How did RieslingStudy come about and how does it build an audience for German wines where you might not expect one?
RD: This year Stephen Bitterolf took a break from Rieslingfeier and that broke my heart because it’s my favorite day of the year. So I decided to do a little Riesling event and call it RieslingStudy. I contacted Atoboy restaurant, which I love a lot. I pitched them the idea, started advertising it on Instagram and a couple other wine boards. Before you know it, it was sold out, with 50 people on the waiting list. A few German winemakers were in town and they all came. A lot of new collectors and people new to German wine — which is what I really want — came. I realized I was onto something and quickly put up another one.
I did a full buyout at Ops and it sold out in 30 minutes, with another 150 people on a waiting list. I would say a third of the people who came were your typical wine collector types. A third were people who are just exploring. A third were people I don’t even know, including some record collectors who saw it on my Instagram. Monday Michiru, a famous, famous Japanese musician came. It was just amazing to see them all come together to drink Riesling and eat pizza.
“People don’t think that Riesling is a great pairing with pizza until they try it. But if you think about Italy, what do they drink with pizza? Beer. Why? Because it’s refreshing on the palate. A high-acid Riesling can perform the same thing a beer.”
What about German wines beyond Riesling? Do you want to do the same thing for Silvaner, Scheurebe, Weissburgunder, Grauburgunder, Trollinger, Spӓtburgunder?
RD: Everything. Though I’m very selective on the Spätburgunder side. There was a long period when the wines really bothered me because I know all the winemakers are so much better than the wines they were making. But now we’ve got some really great examples.
Shifting to music, are you as enthusiastic about any genre or era of German music?

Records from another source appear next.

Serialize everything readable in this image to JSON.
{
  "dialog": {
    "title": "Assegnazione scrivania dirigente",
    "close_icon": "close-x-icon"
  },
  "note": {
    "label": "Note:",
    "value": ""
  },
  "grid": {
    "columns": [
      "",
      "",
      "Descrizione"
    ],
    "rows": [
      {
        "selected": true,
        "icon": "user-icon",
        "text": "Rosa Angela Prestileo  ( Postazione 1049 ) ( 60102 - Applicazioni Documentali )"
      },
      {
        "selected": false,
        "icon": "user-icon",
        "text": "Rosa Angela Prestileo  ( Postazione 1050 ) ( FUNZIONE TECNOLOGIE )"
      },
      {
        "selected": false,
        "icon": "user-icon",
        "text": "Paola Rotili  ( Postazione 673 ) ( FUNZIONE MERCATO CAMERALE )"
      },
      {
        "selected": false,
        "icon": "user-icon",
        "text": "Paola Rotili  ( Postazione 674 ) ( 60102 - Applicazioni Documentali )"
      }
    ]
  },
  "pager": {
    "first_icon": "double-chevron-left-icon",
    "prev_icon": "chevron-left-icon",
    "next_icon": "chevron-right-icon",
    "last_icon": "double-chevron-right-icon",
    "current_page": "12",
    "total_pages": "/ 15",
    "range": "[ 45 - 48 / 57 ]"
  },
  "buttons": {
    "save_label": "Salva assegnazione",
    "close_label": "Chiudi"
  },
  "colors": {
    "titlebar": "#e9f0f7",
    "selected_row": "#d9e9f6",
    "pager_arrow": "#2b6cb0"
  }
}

RD: Yeah, I love the Krautrock era of the 70s. I love jazz, soul, funk, hiphop. Krautrock to me is just somewhere between jazz rock and a little bit of funk.
How does music tie in to your new project and what is that all about?
RD: The project is called Source Material. Basically, it’s a wine service curated by Stephen and me, done through an email subscription. But we want to go beyond simply curating the wine. We want to do music events, dinners, even things related to the fashion or art worlds. I really want to get to the people who are not currently fighting for their Keller allocations, I want to get people who have never tried German wine or are just starting to drink German wine.
Some of our offers are gonna be really crazy high end, some are going to be really inexpensive wines that anybody can jump in and try. There will be some wines that don’t come into the U.S. and some we specifically ask a grower to bottle for us.
“I really want to get to the people who are not currently fighting for their Keller allocations, I want to get people who have never tried German wine or are just starting to drink German wine.”
One of the offerings we’re working on is a curated pack by a very well-known German winemaker who has chosen some up-and-coming growers to highlight. Some will be things that Stephen is aware of, but are right now too small to fit into Vom Boden. Some of them are actually currently imported to the U.S., but we’re going to work with their importers to make specific offerings. And the RieslingStudy concept will be part of the Source Material concept.
I really, really want tons of people who are not wine geeks. I want to keep bringing those people in so that hopefully, when they start their wine exploration, they start with a German wine.